By: OUMA WANZALA
The ban on mock examinations has been welcomed and condemned in equal measure.
A Moi University lecturer Okumu Bigambo said too many examinations in schools were destroying the reasoning and attitude of students.
However, Kenya National Parents and Teachers Association Chairman Nathan Barasa opposed the ban.
“Mock exams help students prepare effectively,” said Mr Barasa.
Supporters of the ban said the mock exams were being used to gauge the candidates’ performance in the national tests at the end of the year.
But the Kenya National Examinations Council said it does not use the mock examinations for grading at the end of the year.
The council’s chief executive officer, Dr Joseph Kivilu, said mock exams were organised by schools to evaluate students’ preparedness for the national tests.
He added that the internal tests have nothing to do with the final examinations administered by the council.
TOO MANY EXAMS
Prof Bigambo said too many examinations in schools were destroying the reasoning and attitude of students.
“The students have class assignments, weekend tuition and mock examinations.
“They have no time to do other things as they only think of examinations,” he said.
He said life in school should not be about examinations only, adding that students need to be trained holistically.
“Examinations stress students and we have to give them a break. With this pressure, the students end up not seeing anything good in society,” added Prof Bigambo.
Kenya Union of Post-Primary Education Teachers Chairman Omboko Milemba said: “Many students are worried that the mock exams are a gauge for the final exams.

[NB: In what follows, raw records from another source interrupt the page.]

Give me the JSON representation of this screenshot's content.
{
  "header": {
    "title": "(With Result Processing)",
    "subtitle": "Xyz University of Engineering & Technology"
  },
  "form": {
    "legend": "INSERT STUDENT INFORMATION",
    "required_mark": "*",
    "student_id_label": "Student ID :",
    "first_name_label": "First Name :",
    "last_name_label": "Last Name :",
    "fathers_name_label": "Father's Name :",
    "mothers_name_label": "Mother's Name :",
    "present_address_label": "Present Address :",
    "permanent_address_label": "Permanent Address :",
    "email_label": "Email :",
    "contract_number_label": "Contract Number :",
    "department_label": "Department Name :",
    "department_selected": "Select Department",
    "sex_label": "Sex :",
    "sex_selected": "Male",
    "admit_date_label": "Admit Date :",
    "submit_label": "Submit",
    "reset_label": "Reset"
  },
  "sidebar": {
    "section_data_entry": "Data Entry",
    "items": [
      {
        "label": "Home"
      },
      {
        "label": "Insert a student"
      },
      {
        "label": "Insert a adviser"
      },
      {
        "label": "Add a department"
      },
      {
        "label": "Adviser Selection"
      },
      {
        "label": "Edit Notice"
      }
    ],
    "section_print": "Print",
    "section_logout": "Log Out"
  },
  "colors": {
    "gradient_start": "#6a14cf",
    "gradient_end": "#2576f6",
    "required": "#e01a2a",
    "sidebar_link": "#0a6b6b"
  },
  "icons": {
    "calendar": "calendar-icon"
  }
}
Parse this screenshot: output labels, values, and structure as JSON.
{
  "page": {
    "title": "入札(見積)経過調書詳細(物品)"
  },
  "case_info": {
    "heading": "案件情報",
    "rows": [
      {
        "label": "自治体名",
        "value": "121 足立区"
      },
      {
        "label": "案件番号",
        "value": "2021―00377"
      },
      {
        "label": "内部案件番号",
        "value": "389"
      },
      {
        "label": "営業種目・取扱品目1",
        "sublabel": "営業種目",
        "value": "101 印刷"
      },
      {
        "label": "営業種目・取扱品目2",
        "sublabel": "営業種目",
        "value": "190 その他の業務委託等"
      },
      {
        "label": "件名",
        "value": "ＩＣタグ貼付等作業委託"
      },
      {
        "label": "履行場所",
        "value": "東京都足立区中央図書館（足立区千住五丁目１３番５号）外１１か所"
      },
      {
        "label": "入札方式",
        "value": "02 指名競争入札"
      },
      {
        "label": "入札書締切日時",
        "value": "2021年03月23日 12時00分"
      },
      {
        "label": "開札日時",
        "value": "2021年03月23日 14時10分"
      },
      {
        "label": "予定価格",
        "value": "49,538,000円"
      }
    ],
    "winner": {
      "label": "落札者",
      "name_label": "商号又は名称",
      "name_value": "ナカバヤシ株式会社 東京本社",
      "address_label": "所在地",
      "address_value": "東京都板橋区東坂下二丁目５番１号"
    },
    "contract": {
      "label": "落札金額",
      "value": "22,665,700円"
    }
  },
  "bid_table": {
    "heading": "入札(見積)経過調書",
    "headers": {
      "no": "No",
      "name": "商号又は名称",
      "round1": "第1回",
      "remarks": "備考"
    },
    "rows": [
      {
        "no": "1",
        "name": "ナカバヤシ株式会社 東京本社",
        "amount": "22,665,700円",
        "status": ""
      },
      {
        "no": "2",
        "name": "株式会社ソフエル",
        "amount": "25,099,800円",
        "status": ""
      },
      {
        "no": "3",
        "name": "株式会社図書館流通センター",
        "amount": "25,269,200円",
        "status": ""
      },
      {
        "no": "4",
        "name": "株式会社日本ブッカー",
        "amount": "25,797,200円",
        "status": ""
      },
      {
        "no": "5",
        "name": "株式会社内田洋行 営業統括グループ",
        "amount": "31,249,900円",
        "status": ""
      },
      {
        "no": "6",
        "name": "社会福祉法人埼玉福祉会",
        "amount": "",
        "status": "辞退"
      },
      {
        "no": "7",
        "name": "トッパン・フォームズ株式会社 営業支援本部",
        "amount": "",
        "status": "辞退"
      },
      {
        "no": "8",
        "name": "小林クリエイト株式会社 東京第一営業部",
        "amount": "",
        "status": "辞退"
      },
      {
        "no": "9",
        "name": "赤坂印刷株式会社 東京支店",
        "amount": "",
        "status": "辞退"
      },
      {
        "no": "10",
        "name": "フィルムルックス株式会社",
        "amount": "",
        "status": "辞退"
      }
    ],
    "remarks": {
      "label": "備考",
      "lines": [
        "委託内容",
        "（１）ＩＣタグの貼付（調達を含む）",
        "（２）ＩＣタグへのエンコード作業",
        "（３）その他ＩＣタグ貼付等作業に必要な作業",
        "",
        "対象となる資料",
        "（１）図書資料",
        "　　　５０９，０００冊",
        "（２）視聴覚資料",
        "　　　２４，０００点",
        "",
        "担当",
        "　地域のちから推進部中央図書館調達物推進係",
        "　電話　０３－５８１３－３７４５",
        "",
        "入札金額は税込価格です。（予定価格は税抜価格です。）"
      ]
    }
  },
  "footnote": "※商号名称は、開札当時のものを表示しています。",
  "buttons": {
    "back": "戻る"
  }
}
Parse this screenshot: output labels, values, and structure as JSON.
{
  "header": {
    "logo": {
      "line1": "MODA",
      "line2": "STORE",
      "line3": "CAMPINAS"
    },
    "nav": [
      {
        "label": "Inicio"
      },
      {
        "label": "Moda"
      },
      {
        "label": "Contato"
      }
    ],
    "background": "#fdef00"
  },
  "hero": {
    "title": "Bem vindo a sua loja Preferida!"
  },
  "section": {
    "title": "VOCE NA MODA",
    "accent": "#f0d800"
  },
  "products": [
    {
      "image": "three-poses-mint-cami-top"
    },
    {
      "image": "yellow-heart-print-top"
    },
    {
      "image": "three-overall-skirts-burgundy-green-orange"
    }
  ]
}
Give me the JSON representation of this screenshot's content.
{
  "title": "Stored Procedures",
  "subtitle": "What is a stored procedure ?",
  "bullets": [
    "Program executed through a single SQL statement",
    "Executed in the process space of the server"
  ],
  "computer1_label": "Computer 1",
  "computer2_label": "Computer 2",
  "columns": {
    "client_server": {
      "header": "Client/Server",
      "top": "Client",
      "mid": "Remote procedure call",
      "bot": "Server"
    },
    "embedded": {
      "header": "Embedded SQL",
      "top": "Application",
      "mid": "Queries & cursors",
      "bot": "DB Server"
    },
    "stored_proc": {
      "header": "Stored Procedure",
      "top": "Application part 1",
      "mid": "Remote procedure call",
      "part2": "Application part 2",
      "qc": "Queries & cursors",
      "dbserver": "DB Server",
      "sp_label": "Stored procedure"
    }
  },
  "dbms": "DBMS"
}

That’s why they are under pressure to score high.”
Director of Secondary and Tertiary Education Robert Masese said students in some schools mistakenly believe results of mock exams are used in grading them in the national tests.